- [WHAT IS BEING ASKED]
Your response must be made up of each line in the data below that contains the string "best".

- [RECORDS PROVIDED]
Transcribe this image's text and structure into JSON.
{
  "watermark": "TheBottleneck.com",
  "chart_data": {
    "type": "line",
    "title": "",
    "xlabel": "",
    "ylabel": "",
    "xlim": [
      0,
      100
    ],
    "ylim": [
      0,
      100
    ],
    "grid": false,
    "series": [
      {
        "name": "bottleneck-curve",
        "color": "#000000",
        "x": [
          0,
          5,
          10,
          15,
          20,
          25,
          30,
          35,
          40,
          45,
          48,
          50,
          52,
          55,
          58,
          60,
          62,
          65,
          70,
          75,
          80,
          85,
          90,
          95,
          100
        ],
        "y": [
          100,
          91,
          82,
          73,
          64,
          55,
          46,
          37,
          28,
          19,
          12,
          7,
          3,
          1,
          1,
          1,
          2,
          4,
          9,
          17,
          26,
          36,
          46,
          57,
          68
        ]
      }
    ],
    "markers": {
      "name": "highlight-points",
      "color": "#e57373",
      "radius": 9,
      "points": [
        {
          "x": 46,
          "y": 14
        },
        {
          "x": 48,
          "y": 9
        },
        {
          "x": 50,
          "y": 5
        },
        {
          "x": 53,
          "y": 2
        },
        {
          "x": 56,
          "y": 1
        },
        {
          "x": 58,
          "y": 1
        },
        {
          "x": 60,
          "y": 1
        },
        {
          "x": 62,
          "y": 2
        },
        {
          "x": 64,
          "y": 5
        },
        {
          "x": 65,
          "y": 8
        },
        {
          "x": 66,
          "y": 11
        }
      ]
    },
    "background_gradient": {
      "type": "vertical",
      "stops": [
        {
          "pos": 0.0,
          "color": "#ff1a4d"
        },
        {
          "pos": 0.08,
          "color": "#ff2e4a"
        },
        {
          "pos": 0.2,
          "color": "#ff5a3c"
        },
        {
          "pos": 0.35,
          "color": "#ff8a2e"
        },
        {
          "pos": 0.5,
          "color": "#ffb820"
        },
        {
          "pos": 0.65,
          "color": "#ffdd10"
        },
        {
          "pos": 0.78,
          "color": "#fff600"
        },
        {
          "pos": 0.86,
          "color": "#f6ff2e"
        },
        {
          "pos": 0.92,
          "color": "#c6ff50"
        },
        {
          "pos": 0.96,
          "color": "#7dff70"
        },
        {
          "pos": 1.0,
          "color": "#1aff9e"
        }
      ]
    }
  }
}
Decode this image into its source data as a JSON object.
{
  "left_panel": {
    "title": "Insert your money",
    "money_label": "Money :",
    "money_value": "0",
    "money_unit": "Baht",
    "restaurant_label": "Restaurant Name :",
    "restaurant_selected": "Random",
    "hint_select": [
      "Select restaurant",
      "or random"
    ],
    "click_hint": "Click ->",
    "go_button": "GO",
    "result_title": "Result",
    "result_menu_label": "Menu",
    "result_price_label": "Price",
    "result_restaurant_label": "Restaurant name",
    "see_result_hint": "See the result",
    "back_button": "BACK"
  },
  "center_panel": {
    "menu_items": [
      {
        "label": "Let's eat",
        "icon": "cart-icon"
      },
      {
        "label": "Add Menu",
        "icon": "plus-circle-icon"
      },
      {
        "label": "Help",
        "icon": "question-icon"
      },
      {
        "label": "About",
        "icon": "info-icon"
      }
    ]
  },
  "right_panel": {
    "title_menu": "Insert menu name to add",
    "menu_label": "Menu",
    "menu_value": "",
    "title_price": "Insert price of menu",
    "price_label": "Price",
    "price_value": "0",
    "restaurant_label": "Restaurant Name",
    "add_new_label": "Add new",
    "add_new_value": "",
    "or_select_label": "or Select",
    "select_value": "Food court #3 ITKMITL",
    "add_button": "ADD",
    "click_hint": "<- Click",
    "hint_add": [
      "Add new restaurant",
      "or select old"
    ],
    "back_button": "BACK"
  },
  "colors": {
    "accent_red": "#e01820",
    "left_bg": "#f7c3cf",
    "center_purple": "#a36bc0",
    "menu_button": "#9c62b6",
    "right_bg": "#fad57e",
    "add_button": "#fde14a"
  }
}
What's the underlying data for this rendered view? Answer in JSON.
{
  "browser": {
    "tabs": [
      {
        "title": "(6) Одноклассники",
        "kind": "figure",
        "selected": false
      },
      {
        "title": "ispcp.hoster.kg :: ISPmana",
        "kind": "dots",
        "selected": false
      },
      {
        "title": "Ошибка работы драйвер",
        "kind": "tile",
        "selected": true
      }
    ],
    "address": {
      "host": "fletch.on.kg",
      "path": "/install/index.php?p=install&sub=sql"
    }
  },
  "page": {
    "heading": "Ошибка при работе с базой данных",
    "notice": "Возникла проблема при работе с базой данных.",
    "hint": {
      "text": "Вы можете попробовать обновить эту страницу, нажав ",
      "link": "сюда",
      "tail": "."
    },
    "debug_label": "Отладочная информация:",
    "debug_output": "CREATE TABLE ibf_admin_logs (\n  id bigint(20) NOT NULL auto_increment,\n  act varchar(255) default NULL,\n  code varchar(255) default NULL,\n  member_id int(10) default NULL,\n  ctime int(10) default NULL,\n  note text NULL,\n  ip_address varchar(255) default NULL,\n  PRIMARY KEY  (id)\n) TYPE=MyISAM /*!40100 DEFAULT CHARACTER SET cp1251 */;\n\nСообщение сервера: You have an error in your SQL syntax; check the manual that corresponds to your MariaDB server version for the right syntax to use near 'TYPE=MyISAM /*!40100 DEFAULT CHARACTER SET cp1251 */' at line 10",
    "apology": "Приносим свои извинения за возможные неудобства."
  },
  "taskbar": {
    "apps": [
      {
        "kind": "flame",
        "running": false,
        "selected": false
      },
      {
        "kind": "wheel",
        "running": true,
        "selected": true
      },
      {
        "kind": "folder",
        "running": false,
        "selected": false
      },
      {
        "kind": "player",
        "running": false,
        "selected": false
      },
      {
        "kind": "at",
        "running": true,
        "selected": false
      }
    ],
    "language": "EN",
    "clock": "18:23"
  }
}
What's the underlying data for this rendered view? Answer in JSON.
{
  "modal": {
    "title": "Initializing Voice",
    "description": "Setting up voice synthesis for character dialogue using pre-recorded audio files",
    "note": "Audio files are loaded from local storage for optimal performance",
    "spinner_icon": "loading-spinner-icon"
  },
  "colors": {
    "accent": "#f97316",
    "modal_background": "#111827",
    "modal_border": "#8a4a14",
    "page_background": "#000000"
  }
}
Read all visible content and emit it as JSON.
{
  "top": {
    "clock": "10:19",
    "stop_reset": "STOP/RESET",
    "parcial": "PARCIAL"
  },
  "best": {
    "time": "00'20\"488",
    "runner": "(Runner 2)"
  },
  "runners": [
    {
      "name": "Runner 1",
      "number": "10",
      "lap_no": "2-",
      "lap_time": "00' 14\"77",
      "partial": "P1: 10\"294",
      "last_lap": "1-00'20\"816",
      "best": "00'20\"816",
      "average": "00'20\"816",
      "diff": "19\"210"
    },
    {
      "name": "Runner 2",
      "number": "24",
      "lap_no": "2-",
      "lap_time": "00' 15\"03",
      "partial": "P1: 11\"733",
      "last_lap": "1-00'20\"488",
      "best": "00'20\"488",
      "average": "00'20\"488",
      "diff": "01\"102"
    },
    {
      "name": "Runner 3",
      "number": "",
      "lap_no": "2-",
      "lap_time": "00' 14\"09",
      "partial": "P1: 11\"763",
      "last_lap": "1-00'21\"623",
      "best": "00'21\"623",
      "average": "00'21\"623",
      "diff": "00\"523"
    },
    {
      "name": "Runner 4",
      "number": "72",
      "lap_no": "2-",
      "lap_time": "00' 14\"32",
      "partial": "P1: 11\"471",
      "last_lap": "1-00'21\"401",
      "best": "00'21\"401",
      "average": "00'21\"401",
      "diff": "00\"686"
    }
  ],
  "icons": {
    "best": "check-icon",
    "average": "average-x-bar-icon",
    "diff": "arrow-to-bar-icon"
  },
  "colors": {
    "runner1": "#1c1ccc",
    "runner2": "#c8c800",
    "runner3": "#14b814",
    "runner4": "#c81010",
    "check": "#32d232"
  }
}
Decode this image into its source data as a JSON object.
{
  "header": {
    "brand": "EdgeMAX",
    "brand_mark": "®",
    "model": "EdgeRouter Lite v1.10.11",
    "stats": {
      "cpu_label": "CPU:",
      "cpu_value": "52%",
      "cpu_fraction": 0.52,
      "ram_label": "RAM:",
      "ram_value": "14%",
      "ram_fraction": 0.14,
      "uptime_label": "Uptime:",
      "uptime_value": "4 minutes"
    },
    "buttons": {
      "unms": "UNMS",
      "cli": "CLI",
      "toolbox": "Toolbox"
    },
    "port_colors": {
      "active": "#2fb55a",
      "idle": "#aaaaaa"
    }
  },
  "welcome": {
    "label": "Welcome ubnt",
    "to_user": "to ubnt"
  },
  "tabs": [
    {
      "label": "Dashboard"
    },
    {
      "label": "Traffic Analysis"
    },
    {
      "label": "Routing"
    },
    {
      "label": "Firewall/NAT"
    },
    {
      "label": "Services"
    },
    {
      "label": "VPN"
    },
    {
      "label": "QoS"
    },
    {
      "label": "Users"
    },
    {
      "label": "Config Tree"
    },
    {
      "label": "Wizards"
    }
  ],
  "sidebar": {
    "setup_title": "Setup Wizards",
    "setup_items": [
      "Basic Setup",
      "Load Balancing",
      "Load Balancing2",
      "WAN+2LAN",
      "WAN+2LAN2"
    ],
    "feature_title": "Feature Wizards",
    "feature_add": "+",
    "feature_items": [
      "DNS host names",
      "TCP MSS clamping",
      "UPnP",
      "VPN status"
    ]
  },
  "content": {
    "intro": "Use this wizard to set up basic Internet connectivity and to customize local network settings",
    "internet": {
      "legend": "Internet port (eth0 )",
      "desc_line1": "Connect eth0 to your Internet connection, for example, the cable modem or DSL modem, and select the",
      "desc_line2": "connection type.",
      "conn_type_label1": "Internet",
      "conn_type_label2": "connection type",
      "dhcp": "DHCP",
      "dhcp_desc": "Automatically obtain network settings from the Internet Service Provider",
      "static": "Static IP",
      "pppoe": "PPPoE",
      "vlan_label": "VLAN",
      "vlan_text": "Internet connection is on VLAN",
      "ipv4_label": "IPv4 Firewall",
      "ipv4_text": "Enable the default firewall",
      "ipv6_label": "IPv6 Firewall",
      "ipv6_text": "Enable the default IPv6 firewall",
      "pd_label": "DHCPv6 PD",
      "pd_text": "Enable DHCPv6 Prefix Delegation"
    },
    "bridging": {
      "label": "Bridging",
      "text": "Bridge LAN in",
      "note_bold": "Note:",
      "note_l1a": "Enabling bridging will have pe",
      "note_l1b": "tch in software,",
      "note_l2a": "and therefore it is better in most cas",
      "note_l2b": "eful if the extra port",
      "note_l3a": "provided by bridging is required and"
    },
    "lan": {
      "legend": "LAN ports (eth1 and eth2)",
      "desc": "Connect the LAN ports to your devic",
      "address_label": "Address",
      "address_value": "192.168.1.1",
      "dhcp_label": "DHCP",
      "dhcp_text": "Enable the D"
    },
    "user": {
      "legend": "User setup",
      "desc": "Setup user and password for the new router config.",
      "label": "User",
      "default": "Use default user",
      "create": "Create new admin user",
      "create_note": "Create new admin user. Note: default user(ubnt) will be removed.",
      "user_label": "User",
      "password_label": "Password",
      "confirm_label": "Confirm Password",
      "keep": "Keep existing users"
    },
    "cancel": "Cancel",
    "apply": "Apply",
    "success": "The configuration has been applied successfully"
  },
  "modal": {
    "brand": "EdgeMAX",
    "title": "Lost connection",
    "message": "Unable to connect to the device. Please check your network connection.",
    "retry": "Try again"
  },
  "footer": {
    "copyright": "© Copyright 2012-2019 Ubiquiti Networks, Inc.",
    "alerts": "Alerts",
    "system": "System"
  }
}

- [ANSWER SECTION]
  "best": {
      "best": "00'20\"816",
      "best": "00'20\"488",
      "best": "00'21\"623",
      "best": "00'21\"401",
    "best": "check-icon",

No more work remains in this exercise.